Problem statement:
Retype, exactly and completely, the listing that comes next, skipping its images.

START Material shown

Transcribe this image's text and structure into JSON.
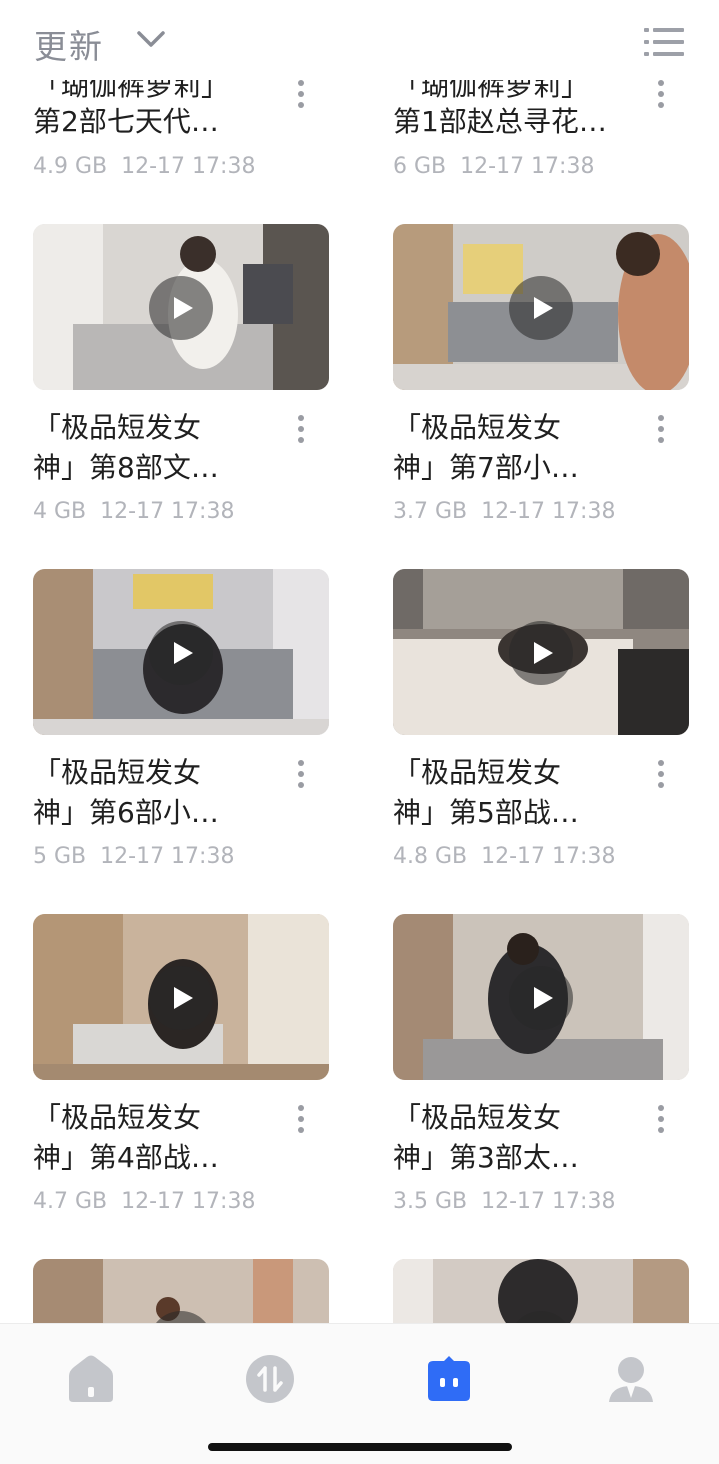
{
  "header": {
    "sort_label": "更新",
    "sort_icon": "chevron-down-icon",
    "view_icon": "list-view-icon"
  },
  "items": [
    {
      "title_line1": "「瑚伽裤萝莉」",
      "title_line2": "第2部七天代…",
      "size": "4.9 GB",
      "time": "12-17 17:38"
    },
    {
      "title_line1": "「瑚伽裤萝莉」",
      "title_line2": "第1部赵总寻花…",
      "size": "6 GB",
      "time": "12-17 17:38"
    },
    {
      "title_line1": "「极品短发女",
      "title_line2": "神」第8部文…",
      "size": "4 GB",
      "time": "12-17 17:38"
    },
    {
      "title_line1": "「极品短发女",
      "title_line2": "神」第7部小…",
      "size": "3.7 GB",
      "time": "12-17 17:38"
    },
    {
      "title_line1": "「极品短发女",
      "title_line2": "神」第6部小…",
      "size": "5 GB",
      "time": "12-17 17:38"
    },
    {
      "title_line1": "「极品短发女",
      "title_line2": "神」第5部战…",
      "size": "4.8 GB",
      "time": "12-17 17:38"
    },
    {
      "title_line1": "「极品短发女",
      "title_line2": "神」第4部战…",
      "size": "4.7 GB",
      "time": "12-17 17:38"
    },
    {
      "title_line1": "「极品短发女",
      "title_line2": "神」第3部太…",
      "size": "3.5 GB",
      "time": "12-17 17:38"
    }
  ],
  "nav": [
    {
      "icon": "home-icon",
      "active": false
    },
    {
      "icon": "transfer-icon",
      "active": false
    },
    {
      "icon": "files-icon",
      "active": true
    },
    {
      "icon": "profile-icon",
      "active": false
    }
  ],
  "colors": {
    "accent": "#2f6cf6",
    "muted": "#b2b4ba",
    "icon_gray": "#c4c6cb"
  }
}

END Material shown

Answer for the task:
Transcribe this image's text and structure into JSON.
{
  "header": {
    "sort_label": "更新",
    "sort_icon": "chevron-down-icon",
    "view_icon": "list-view-icon"
  },
  "items": [
    {
      "title_line1": "「瑚伽裤萝莉」",
      "title_line2": "第2部七天代…",
      "size": "4.9 GB",
      "time": "12-17 17:38"
    },
    {
      "title_line1": "「瑚伽裤萝莉」",
      "title_line2": "第1部赵总寻花…",
      "size": "6 GB",
      "time": "12-17 17:38"
    },
    {
      "title_line1": "「极品短发女",
      "title_line2": "神」第8部文…",
      "size": "4 GB",
      "time": "12-17 17:38"
    },
    {
      "title_line1": "「极品短发女",
      "title_line2": "神」第7部小…",
      "size": "3.7 GB",
      "time": "12-17 17:38"
    },
    {
      "title_line1": "「极品短发女",
      "title_line2": "神」第6部小…",
      "size": "5 GB",
      "time": "12-17 17:38"
    },
    {
      "title_line1": "「极品短发女",
      "title_line2": "神」第5部战…",
      "size": "4.8 GB",
      "time": "12-17 17:38"
    },
    {
      "title_line1": "「极品短发女",
      "title_line2": "神」第4部战…",
      "size": "4.7 GB",
      "time": "12-17 17:38"
    },
    {
      "title_line1": "「极品短发女",
      "title_line2": "神」第3部太…",
      "size": "3.5 GB",
      "time": "12-17 17:38"
    }
  ],
  "nav": [
    {
      "icon": "home-icon",
      "active": false
    },
    {
      "icon": "transfer-icon",
      "active": false
    },
    {
      "icon": "files-icon",
      "active": true
    },
    {
      "icon": "profile-icon",
      "active": false
    }
  ],
  "colors": {
    "accent": "#2f6cf6",
    "muted": "#b2b4ba",
    "icon_gray": "#c4c6cb"
  }
}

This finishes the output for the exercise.